Work to be completed =
Within the entries below, how many lines carry the word "associated"? State the number and stop.

Saved entries:
++++++

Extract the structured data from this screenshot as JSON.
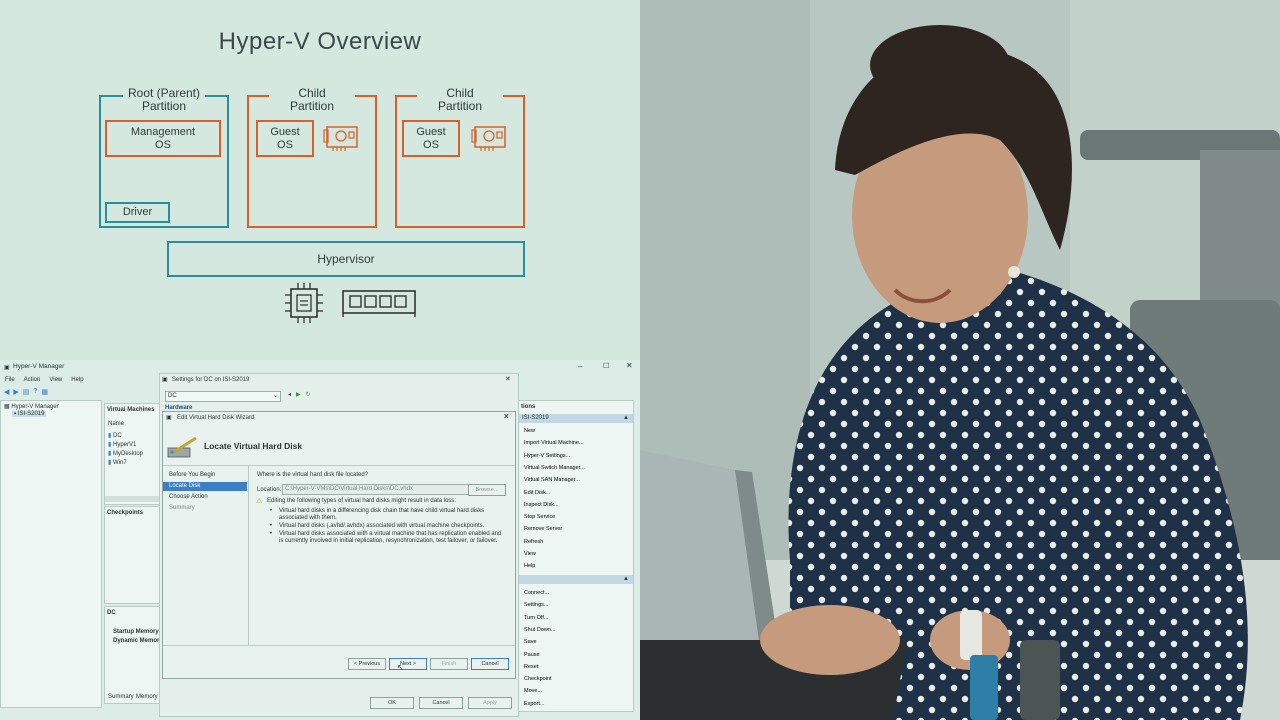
{
  "diagram": {
    "title": "Hyper-V Overview",
    "root_partition": {
      "line1": "Root (Parent)",
      "line2": "Partition",
      "mgmt_line1": "Management",
      "mgmt_line2": "OS",
      "driver": "Driver"
    },
    "child1": {
      "line1": "Child",
      "line2": "Partition",
      "guest_line1": "Guest",
      "guest_line2": "OS"
    },
    "child2": {
      "line1": "Child",
      "line2": "Partition",
      "guest_line1": "Guest",
      "guest_line2": "OS"
    },
    "hypervisor": "Hypervisor",
    "icons": [
      "nic-card-icon",
      "cpu-chip-icon",
      "memory-module-icon"
    ]
  },
  "hv_manager": {
    "title": "Hyper-V Manager",
    "menu": [
      "File",
      "Action",
      "View",
      "Help"
    ],
    "tree_root": "Hyper-V Manager",
    "tree_host": "ISI-S2019",
    "vm_header": "Virtual Machines",
    "vm_col_name": "Name",
    "vms": [
      "DC",
      "HyperV1",
      "MyDesktop",
      "Win7"
    ],
    "checkpoints": "Checkpoints",
    "detail_title": "DC",
    "startup_memory": "Startup Memory",
    "dynamic_memory": "Dynamic Memor",
    "detail_tabs": [
      "Summary",
      "Memory"
    ],
    "actions_label": "tions",
    "actions_host": "ISI-S2019",
    "host_actions": [
      "New",
      "Import Virtual Machine...",
      "Hyper-V Settings...",
      "Virtual Switch Manager...",
      "Virtual SAN Manager...",
      "Edit Disk...",
      "Inspect Disk...",
      "Stop Service",
      "Remove Server",
      "Refresh",
      "View",
      "Help"
    ],
    "vm_actions": [
      "Connect...",
      "Settings...",
      "Turn Off...",
      "Shut Down...",
      "Save",
      "Pause",
      "Reset",
      "Checkpoint",
      "Move...",
      "Export..."
    ]
  },
  "settings_window": {
    "title": "Settings for DC on ISI-S2019",
    "vm_select": "DC",
    "hardware": "Hardware",
    "buttons": {
      "ok": "OK",
      "cancel": "Cancel",
      "apply": "Apply"
    }
  },
  "wizard": {
    "title": "Edit Virtual Hard Disk Wizard",
    "heading": "Locate Virtual Hard Disk",
    "steps": [
      "Before You Begin",
      "Locate Disk",
      "Choose Action",
      "Summary"
    ],
    "question": "Where is the virtual hard disk file located?",
    "location_label": "Location:",
    "location_value": "C:\\Hyper-V-VMs\\DC\\Virtual Hard Disks\\DC.vhdx",
    "browse": "Browse...",
    "warning": "Editing the following types of virtual hard disks might result in data loss:",
    "bullets": [
      "Virtual hard disks in a differencing disk chain that have child virtual hard disks associated with them.",
      "Virtual hard disks (.avhd/.avhdx) associated with virtual machine checkpoints.",
      "Virtual hard disks associated with a virtual machine that has replication enabled and is currently involved in initial replication, resynchronization, test failover, or failover."
    ],
    "buttons": {
      "previous": "< Previous",
      "next": "Next >",
      "finish": "Finish",
      "cancel": "Cancel"
    }
  },
  "colors": {
    "teal": "#2a8f9a",
    "orange": "#d5622c",
    "selection": "#3d7fc4"
  }
}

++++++

Response to this exercise =
3